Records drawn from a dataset
------------------------------

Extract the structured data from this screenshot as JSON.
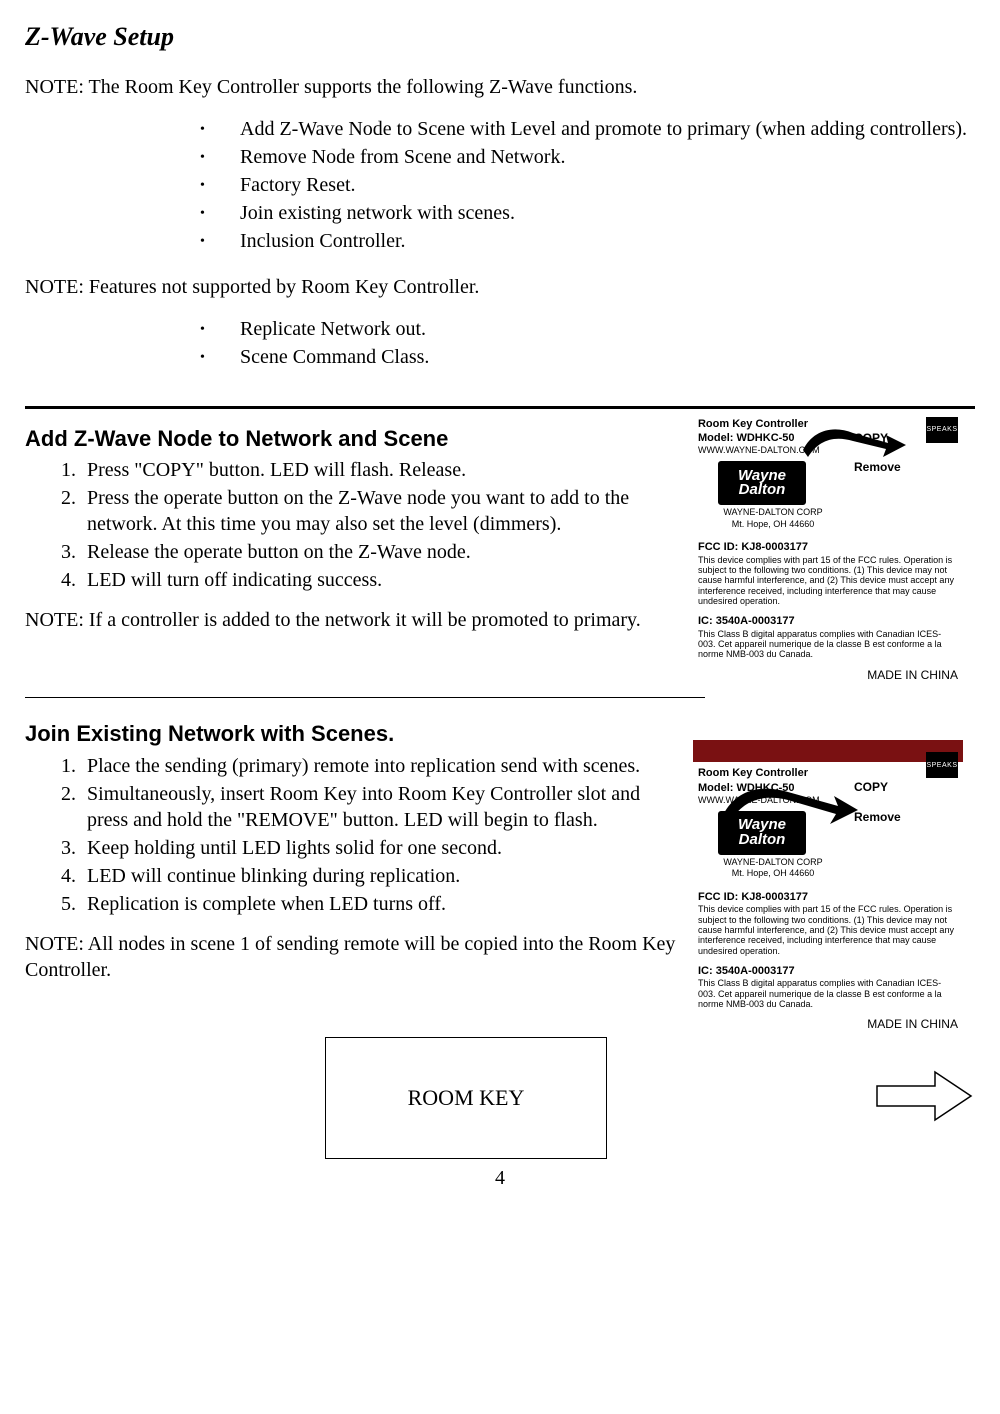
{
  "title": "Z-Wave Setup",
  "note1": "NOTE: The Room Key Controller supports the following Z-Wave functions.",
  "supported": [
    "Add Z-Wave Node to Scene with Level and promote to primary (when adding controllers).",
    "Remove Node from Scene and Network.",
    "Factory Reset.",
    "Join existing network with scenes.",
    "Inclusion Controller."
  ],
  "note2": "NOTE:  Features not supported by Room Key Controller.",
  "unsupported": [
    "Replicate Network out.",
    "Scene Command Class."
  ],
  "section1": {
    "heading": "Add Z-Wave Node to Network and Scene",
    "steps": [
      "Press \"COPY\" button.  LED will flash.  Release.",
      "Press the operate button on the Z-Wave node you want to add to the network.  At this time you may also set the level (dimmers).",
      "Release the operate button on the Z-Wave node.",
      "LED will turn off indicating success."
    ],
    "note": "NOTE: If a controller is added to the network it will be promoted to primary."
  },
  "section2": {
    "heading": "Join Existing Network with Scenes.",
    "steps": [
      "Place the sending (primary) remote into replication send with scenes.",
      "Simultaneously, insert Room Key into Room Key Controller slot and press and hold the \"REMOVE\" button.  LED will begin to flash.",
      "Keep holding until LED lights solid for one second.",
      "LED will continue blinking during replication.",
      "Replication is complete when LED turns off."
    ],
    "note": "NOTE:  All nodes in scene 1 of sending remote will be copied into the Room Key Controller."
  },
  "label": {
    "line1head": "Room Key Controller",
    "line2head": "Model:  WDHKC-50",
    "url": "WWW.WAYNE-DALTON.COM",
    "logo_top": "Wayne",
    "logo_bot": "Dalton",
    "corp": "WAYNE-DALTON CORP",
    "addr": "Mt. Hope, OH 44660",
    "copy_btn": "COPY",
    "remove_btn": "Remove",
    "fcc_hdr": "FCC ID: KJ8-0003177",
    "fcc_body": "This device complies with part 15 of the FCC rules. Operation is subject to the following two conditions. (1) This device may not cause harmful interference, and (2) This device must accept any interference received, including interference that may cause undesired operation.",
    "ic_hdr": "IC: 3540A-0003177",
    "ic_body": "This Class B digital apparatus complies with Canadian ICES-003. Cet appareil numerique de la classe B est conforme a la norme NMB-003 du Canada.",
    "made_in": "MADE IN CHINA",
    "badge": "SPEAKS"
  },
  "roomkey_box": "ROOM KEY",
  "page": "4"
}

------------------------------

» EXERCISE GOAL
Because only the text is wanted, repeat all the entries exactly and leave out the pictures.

» TASK SOLUTION
Extract the structured data from this screenshot as JSON.
{
  "title": "Z-Wave Setup",
  "note1": "NOTE: The Room Key Controller supports the following Z-Wave functions.",
  "supported": [
    "Add Z-Wave Node to Scene with Level and promote to primary (when adding controllers).",
    "Remove Node from Scene and Network.",
    "Factory Reset.",
    "Join existing network with scenes.",
    "Inclusion Controller."
  ],
  "note2": "NOTE:  Features not supported by Room Key Controller.",
  "unsupported": [
    "Replicate Network out.",
    "Scene Command Class."
  ],
  "section1": {
    "heading": "Add Z-Wave Node to Network and Scene",
    "steps": [
      "Press \"COPY\" button.  LED will flash.  Release.",
      "Press the operate button on the Z-Wave node you want to add to the network.  At this time you may also set the level (dimmers).",
      "Release the operate button on the Z-Wave node.",
      "LED will turn off indicating success."
    ],
    "note": "NOTE: If a controller is added to the network it will be promoted to primary."
  },
  "section2": {
    "heading": "Join Existing Network with Scenes.",
    "steps": [
      "Place the sending (primary) remote into replication send with scenes.",
      "Simultaneously, insert Room Key into Room Key Controller slot and press and hold the \"REMOVE\" button.  LED will begin to flash.",
      "Keep holding until LED lights solid for one second.",
      "LED will continue blinking during replication.",
      "Replication is complete when LED turns off."
    ],
    "note": "NOTE:  All nodes in scene 1 of sending remote will be copied into the Room Key Controller."
  },
  "label": {
    "line1head": "Room Key Controller",
    "line2head": "Model:  WDHKC-50",
    "url": "WWW.WAYNE-DALTON.COM",
    "logo_top": "Wayne",
    "logo_bot": "Dalton",
    "corp": "WAYNE-DALTON CORP",
    "addr": "Mt. Hope, OH 44660",
    "copy_btn": "COPY",
    "remove_btn": "Remove",
    "fcc_hdr": "FCC ID: KJ8-0003177",
    "fcc_body": "This device complies with part 15 of the FCC rules. Operation is subject to the following two conditions. (1) This device may not cause harmful interference, and (2) This device must accept any interference received, including interference that may cause undesired operation.",
    "ic_hdr": "IC: 3540A-0003177",
    "ic_body": "This Class B digital apparatus complies with Canadian ICES-003. Cet appareil numerique de la classe B est conforme a la norme NMB-003 du Canada.",
    "made_in": "MADE IN CHINA",
    "badge": "SPEAKS"
  },
  "roomkey_box": "ROOM KEY",
  "page": "4"
}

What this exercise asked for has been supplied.